It will be observed that the present invention involves a novel method of measuring the rate of flow through a vessel. Basically, the steps include positioning a flexible tube transversely across the fluid carrying vessel generally normal to the direction of flow, directing a beam of light axially into one end of the tube and detecting the intensity of the beam received at the other end of the tube while allowing fluid flowing through the vessel to deflect the tube in the direction of flow, thereby intersecting a portion of the beam and decreasing its intensity at the other end as a function of fluid flow. Additional steps of this method of measuring flow are recognizable in the above description. For example, this method may include shielding external light from the ends of the tube, adjusting the fluxural stiffness of the tube as described above and transmitting a signal corresponding to the flow rate through the vessel to appropriate read out apparatus.

Although I have described a light source, other forms of energy, such as a laser, may also be satisfactory.

Whereas the preferred form of the invention has been described herein, it should be realized that there may be many modifications, substitutions and alterations thereto.

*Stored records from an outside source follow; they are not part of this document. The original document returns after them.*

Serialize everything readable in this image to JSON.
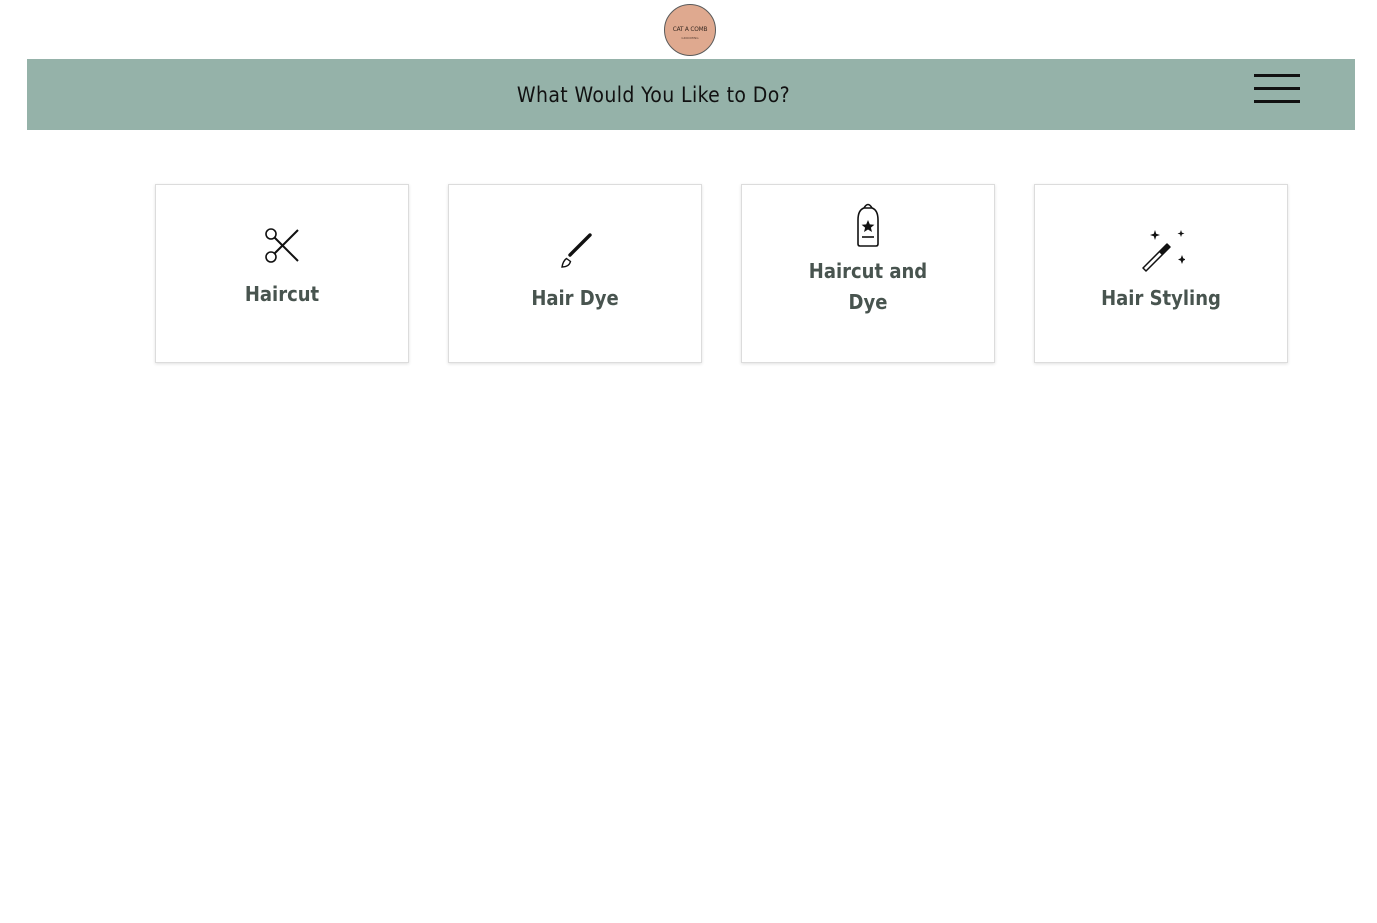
{
  "brand": {
    "logo_text": "CAT A COMB",
    "logo_subtext": "GROOMING"
  },
  "header": {
    "title": "What Would You Like to Do?",
    "menu_icon": "hamburger-icon",
    "background_color": "#95b2a9"
  },
  "services": [
    {
      "label": "Haircut",
      "icon": "scissors-icon"
    },
    {
      "label": "Hair Dye",
      "icon": "paintbrush-icon"
    },
    {
      "label": "Haircut and Dye",
      "icon": "bottle-icon"
    },
    {
      "label": "Hair Styling",
      "icon": "magic-wand-icon"
    }
  ],
  "colors": {
    "label_text": "#48544f",
    "logo_background": "#dfa98f"
  }
}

Patent Citations
Cited PatentFiling datePublication dateApplicantTitle
US3602037 *Jul 9, 1969Aug 31, 1971Franklin D NeuApparatus for measuring minute deflections
Referenced by
Citing PatentFiling datePublication dateApplicantTitle
US4011755 *Oct 23, 1975Mar 15, 1977Panametrics, Inc.Acoustic flowmeter
US4481830 *Jan 4, 1983Nov 13, 1984The United States Of America As Represented By The United States Department Of EnergyApparatus for measuring fluid flow
US5504346 *Sep 16, 1994Apr 2, 1996Vlsi Technology, Inc.Insitu detection of tube sagging in semiconductor diffusion furnace using a laser beam that is blocked when tube sags
Classifications
U.S. Classification73/861.71, 340/606
International ClassificationG01F1/28
Cooperative ClassificationG01F1/28
European ClassificationG01F1/28